- Grace can be made cheap when we accept it on a shallow level and don’t allow it to break our hearts.
- True salvation (justification by grace through faith) leads to obedience.
- Saved by faith in Christ is fine, but eventually we’ve got to do something to help pay for our mess!
Applying the Message of Scripture
Gather in groups of two or three. Choose one of the following options and work on a solution. Then report back to your group when your facilitator says time is up.
- Option 1: “I hate your guts! All you care about is if I get my chores done around the house! You don’t give a rip about me!” The door slams and your teenager storms out of the house. Then the Holy Spirit speaks to your heart, saying, “You can learn about salvation by faith from your teen.” How?
- Option 2: Write a new verse for the old hymn “Amazing Grace.” Make it rhyme. Share it with your group. Include lessons you’ve learned from this study of Galatians.
- Option 3: Have someone stand by “the gates of heaven” (a door in your meeting room) and have a few group members walk up to the “gate.” The person at the gate asks, “Why should I let you into heaven?” Invite individuals to respond. Then ask the group, “How do these responses relate to what you’ve learned in today’s discussion?”
Valuing Scripture in Your Life
- Do you really believe in salvation by faith alone? Or do you hesitate, feeling there is some work you must do to earn God’s favor? Prayerfully reflect on these questions.

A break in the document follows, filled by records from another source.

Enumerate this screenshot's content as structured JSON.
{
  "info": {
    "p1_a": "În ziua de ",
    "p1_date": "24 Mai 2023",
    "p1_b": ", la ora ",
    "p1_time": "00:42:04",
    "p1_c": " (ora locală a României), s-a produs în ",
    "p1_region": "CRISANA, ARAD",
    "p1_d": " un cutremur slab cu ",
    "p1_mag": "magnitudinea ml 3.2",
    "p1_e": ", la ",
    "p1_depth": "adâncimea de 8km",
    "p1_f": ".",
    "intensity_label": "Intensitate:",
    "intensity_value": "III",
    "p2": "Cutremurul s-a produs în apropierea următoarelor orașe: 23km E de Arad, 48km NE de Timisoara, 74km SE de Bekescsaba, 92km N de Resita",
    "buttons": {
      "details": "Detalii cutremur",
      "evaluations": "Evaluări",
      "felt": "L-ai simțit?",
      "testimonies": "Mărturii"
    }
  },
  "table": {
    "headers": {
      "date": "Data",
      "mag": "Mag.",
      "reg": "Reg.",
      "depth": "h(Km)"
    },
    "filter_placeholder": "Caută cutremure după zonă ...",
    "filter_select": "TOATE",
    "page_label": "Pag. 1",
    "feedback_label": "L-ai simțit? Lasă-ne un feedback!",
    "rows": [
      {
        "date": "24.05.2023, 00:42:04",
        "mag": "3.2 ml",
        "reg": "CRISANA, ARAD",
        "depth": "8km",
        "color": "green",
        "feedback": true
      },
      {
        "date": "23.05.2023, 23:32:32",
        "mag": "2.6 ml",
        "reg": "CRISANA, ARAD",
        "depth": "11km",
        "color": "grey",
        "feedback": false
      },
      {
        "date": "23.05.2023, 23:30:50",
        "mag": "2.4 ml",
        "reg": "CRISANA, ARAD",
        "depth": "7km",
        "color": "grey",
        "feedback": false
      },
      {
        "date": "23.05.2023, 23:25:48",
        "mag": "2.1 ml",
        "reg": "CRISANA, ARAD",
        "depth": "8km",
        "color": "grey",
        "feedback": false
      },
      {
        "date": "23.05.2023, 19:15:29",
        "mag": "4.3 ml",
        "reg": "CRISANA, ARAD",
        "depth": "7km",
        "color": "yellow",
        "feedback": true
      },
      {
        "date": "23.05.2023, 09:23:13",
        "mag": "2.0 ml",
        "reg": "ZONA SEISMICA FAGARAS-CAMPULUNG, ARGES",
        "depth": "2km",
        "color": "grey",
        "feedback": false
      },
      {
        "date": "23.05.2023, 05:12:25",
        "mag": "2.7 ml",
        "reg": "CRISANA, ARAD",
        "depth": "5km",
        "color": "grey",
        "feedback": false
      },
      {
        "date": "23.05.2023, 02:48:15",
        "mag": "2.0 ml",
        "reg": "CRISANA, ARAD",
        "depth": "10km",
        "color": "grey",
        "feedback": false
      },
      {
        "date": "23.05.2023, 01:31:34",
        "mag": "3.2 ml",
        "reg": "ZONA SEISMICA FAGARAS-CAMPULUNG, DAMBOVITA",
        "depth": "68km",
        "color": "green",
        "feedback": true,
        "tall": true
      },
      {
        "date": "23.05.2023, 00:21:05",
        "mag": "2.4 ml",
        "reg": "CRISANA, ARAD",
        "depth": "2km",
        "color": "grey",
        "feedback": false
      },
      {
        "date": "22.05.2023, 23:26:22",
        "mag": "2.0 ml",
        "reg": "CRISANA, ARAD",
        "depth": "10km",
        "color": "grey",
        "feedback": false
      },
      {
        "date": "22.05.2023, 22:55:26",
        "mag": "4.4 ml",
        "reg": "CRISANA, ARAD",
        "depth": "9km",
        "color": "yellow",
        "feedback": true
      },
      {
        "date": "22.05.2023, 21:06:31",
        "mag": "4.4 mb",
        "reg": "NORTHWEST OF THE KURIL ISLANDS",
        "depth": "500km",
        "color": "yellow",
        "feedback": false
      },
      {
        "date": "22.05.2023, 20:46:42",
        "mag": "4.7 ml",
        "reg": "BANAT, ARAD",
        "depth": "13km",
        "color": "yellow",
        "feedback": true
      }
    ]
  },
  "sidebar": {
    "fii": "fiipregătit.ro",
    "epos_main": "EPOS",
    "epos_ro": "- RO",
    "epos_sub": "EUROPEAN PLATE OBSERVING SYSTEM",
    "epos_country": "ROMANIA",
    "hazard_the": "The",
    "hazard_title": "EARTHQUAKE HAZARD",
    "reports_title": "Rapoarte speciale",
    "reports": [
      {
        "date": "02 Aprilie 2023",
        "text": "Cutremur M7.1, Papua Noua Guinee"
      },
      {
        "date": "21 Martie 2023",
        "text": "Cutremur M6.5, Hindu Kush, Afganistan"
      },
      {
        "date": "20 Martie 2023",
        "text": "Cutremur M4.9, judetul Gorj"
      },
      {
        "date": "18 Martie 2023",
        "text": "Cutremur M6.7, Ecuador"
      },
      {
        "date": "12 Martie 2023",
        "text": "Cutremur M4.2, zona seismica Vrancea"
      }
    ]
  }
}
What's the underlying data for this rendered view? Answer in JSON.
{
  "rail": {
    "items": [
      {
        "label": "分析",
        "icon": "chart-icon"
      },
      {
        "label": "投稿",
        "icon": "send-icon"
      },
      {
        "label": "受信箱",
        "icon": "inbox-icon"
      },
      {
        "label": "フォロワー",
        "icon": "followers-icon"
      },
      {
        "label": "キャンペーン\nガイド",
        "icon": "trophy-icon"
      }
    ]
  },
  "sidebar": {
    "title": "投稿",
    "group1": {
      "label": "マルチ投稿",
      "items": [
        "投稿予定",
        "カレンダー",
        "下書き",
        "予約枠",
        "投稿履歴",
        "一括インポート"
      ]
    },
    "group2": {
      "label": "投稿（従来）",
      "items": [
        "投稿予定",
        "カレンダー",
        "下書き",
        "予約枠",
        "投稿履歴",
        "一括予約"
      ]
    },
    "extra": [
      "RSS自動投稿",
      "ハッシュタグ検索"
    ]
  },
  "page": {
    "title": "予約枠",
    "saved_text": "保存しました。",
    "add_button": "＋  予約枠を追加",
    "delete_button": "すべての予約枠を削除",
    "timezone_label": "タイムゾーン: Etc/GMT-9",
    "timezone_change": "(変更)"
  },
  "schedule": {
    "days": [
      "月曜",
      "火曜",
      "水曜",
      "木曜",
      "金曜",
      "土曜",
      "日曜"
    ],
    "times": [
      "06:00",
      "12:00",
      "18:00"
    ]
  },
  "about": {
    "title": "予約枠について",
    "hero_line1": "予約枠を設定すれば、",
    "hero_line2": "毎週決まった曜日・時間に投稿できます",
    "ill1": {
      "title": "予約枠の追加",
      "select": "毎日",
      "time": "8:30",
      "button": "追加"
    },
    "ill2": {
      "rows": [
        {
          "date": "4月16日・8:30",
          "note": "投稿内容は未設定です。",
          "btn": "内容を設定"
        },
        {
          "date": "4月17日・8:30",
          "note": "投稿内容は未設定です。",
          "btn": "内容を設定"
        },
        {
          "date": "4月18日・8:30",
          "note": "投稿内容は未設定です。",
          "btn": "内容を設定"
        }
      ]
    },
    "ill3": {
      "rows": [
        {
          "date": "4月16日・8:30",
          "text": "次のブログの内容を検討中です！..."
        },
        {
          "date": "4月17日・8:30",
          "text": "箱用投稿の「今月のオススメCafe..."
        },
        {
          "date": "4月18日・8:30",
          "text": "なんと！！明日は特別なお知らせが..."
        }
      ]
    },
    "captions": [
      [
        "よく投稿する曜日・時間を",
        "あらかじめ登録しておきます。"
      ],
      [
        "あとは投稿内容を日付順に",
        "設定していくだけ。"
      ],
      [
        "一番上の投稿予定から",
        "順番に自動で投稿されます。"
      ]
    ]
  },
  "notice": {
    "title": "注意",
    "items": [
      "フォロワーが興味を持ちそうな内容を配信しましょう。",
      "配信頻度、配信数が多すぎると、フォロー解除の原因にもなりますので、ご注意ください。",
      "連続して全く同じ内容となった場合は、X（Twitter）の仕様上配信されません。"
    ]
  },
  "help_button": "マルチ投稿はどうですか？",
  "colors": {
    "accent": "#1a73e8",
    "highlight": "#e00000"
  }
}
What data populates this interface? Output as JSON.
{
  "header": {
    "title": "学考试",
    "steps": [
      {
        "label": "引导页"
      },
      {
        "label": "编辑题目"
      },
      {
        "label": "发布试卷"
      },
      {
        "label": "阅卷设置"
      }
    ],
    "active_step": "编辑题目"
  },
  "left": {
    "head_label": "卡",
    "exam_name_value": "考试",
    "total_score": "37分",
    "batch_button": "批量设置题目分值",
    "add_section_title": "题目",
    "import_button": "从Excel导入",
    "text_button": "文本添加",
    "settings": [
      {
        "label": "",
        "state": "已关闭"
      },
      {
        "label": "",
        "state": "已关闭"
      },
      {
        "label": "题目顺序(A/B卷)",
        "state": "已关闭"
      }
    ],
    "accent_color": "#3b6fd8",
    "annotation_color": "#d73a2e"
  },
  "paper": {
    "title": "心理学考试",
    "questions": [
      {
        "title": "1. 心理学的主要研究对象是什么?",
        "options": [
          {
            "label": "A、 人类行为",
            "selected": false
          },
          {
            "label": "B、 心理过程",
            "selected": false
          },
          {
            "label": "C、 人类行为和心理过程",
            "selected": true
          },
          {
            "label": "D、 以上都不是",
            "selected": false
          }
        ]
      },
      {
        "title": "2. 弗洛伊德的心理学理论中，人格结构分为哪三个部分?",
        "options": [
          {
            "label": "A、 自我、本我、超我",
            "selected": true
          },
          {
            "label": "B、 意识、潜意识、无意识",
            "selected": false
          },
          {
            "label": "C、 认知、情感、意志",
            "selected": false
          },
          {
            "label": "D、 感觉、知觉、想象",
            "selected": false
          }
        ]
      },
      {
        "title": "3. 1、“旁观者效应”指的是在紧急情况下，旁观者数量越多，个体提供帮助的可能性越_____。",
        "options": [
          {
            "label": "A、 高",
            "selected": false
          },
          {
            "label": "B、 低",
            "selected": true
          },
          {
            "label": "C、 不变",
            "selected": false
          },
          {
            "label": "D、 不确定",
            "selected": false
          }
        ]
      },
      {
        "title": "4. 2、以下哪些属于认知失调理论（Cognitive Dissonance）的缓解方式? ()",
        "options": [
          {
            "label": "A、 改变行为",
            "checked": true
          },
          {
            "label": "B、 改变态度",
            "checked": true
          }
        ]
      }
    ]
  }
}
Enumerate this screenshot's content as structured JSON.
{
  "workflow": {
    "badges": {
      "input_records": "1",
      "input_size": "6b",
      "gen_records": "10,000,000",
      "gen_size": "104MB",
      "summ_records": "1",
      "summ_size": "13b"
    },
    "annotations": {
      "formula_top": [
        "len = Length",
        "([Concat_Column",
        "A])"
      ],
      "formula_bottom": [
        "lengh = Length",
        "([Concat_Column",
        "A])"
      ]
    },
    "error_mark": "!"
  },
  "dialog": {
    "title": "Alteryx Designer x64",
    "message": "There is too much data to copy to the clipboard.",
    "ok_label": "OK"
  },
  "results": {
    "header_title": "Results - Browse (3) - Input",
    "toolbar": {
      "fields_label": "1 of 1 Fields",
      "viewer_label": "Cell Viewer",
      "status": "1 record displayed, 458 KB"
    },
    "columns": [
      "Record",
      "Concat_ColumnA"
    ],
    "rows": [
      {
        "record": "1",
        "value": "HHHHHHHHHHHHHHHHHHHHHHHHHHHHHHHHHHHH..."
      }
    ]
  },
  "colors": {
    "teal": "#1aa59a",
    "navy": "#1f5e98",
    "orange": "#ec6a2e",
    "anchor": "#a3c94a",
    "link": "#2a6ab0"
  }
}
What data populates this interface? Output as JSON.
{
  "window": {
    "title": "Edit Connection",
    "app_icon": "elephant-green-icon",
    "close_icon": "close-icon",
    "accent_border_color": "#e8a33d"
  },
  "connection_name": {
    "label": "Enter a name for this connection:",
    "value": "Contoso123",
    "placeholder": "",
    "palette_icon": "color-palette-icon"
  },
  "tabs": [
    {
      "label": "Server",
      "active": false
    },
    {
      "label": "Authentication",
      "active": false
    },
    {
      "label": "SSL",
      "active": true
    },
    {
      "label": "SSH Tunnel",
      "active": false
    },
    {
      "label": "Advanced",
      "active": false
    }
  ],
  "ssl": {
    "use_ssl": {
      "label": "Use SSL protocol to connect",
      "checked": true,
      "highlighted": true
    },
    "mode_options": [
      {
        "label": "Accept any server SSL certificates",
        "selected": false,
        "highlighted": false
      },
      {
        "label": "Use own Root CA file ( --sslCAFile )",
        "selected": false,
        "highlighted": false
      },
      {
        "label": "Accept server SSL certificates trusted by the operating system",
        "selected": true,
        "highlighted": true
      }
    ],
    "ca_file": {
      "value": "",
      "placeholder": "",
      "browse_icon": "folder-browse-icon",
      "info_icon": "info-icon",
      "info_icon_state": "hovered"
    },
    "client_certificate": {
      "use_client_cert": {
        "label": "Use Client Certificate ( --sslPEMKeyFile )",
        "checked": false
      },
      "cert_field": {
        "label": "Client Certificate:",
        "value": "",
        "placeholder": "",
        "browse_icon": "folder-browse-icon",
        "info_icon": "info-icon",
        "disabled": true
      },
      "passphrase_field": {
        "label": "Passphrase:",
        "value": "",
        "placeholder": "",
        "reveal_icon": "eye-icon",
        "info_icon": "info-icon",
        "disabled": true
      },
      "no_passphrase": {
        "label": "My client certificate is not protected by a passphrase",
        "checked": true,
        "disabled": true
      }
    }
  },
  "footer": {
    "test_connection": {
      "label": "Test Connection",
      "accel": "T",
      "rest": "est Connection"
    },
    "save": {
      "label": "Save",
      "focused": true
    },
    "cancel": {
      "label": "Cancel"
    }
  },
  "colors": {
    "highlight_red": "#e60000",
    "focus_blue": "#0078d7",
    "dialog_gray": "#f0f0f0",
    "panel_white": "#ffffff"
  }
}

- Conclude by praying together as a group with short sentences or phrases, expressing gratitude to God for the gift of salvation that cannot be earned.